What you have to do: Among the records, which lines include "Purdue"? List them.
[[ Material to process, beginning ]]
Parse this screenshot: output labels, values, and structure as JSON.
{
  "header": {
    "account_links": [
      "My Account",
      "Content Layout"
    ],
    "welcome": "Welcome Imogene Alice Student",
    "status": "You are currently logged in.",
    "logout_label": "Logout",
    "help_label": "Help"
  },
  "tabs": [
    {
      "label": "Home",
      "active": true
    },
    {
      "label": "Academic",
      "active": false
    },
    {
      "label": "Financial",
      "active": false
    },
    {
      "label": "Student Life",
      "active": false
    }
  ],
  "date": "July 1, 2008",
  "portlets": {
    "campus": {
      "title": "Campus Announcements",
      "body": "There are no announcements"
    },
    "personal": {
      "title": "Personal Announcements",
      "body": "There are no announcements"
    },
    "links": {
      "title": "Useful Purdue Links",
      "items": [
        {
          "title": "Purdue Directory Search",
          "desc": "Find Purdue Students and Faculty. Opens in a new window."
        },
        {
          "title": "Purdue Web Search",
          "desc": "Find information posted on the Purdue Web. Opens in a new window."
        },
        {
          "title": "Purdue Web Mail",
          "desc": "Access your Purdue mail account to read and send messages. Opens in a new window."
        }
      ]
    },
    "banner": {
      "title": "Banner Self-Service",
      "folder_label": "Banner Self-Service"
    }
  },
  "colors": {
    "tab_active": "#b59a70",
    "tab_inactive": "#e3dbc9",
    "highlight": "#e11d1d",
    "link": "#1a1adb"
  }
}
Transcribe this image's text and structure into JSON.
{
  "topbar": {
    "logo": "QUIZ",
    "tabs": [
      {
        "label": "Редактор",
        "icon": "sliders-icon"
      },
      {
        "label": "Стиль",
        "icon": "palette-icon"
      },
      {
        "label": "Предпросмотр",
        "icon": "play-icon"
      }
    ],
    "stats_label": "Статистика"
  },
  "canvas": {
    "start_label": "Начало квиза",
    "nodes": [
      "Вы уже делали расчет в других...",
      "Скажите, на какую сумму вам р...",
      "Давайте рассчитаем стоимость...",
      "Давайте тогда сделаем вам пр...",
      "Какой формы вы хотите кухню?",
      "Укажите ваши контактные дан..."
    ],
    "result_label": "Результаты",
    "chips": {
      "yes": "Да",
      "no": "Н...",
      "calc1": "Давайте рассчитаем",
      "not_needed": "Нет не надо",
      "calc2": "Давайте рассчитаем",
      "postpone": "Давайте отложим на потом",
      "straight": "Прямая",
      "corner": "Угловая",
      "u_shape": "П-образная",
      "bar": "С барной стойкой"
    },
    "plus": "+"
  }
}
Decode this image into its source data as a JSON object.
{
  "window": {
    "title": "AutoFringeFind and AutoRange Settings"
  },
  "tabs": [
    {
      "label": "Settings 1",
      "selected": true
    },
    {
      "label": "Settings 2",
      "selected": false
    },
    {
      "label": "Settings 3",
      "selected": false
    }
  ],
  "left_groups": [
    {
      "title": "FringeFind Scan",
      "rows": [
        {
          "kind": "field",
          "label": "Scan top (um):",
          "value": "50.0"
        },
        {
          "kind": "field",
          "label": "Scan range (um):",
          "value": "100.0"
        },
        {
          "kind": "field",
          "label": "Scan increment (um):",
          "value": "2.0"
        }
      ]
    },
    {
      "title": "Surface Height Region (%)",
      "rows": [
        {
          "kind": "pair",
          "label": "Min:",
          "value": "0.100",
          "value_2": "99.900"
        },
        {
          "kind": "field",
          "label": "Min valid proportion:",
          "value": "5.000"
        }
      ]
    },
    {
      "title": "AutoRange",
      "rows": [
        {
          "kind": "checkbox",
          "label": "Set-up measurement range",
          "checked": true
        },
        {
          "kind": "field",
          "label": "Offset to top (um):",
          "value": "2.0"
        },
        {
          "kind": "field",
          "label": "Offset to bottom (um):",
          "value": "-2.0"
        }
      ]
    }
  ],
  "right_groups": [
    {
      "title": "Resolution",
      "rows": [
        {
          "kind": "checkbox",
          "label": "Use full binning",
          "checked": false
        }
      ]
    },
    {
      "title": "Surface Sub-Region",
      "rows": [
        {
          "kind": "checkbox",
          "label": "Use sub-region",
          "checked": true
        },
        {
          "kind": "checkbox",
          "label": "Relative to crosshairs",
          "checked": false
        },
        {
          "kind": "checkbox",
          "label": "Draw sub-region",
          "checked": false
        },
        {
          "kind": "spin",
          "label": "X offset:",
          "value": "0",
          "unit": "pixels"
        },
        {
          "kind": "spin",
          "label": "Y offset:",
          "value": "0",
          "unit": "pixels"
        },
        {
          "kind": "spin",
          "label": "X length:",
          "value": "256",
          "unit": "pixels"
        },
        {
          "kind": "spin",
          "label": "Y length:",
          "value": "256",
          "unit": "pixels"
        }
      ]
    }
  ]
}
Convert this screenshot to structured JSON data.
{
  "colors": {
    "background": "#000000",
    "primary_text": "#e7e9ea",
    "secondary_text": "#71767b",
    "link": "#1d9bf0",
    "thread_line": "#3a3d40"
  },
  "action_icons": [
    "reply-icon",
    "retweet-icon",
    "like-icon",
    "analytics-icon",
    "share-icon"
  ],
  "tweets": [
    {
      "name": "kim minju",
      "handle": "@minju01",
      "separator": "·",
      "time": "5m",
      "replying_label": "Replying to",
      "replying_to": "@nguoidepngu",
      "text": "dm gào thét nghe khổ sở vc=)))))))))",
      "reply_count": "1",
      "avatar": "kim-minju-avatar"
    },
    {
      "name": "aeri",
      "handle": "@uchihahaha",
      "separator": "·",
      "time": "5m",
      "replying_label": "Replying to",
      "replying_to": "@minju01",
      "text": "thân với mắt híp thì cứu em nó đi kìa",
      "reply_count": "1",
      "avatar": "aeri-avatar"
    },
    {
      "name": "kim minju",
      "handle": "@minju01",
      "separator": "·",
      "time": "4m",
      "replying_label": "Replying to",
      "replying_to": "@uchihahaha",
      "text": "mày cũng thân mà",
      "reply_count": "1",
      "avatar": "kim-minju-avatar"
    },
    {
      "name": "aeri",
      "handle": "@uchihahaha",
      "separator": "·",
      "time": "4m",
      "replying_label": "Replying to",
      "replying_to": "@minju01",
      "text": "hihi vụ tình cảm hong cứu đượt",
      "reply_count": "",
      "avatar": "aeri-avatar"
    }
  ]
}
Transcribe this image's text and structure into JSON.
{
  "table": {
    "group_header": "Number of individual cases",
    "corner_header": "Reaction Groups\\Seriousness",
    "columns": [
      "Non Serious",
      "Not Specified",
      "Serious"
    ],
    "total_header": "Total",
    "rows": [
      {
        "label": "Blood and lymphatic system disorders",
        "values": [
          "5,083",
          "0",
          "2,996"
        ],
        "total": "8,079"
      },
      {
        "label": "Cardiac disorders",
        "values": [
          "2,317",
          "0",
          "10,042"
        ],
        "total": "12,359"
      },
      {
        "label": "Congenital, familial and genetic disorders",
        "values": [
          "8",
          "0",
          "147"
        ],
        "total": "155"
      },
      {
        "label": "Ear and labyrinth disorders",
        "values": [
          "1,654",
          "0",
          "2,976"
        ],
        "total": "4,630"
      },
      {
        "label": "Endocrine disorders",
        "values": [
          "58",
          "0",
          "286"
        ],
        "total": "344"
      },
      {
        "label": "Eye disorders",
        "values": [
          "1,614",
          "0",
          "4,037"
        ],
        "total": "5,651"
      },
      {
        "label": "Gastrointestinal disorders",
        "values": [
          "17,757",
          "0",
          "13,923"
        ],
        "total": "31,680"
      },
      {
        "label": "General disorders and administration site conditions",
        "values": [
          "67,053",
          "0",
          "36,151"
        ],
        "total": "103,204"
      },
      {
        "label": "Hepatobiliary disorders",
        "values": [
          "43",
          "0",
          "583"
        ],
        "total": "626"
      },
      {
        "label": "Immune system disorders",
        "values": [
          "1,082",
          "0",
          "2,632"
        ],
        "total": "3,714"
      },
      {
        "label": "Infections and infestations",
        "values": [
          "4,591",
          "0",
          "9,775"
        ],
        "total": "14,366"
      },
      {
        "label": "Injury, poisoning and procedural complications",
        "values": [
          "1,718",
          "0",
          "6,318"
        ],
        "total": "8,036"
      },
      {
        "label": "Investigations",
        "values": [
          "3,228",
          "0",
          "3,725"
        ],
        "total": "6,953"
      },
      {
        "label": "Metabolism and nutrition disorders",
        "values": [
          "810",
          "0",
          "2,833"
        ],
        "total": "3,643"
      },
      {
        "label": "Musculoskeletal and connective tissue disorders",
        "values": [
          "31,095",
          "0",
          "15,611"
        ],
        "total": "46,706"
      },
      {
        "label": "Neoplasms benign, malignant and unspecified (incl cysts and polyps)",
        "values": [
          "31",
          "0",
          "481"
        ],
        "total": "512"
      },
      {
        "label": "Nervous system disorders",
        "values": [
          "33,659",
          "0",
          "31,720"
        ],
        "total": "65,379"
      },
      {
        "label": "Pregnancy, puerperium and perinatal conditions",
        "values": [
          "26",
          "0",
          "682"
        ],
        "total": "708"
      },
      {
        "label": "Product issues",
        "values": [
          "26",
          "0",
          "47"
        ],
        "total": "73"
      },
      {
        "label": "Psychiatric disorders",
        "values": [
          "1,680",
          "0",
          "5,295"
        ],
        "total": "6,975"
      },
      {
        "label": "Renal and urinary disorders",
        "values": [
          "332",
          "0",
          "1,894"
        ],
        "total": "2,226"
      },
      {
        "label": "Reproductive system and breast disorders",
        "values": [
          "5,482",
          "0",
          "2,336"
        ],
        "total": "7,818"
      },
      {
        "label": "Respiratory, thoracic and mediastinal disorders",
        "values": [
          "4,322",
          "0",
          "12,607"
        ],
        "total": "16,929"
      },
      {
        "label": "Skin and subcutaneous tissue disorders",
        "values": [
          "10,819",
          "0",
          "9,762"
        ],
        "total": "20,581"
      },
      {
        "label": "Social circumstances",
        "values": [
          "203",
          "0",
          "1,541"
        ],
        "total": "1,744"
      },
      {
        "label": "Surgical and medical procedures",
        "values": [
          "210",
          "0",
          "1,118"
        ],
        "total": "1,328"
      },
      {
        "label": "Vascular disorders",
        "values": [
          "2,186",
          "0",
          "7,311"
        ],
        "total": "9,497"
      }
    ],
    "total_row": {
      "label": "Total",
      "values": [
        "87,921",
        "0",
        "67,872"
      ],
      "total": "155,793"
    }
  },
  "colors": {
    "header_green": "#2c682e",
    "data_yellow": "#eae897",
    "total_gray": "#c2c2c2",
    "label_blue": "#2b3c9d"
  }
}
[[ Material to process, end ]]
Response:
      "title": "Useful Purdue Links",
          "title": "Purdue Directory Search",
          "desc": "Find Purdue Students and Faculty. Opens in a new window."
          "title": "Purdue Web Search",
          "desc": "Find information posted on the Purdue Web. Opens in a new window."
          "title": "Purdue Web Mail",
          "desc": "Access your Purdue mail account to read and send messages. Opens in a new window."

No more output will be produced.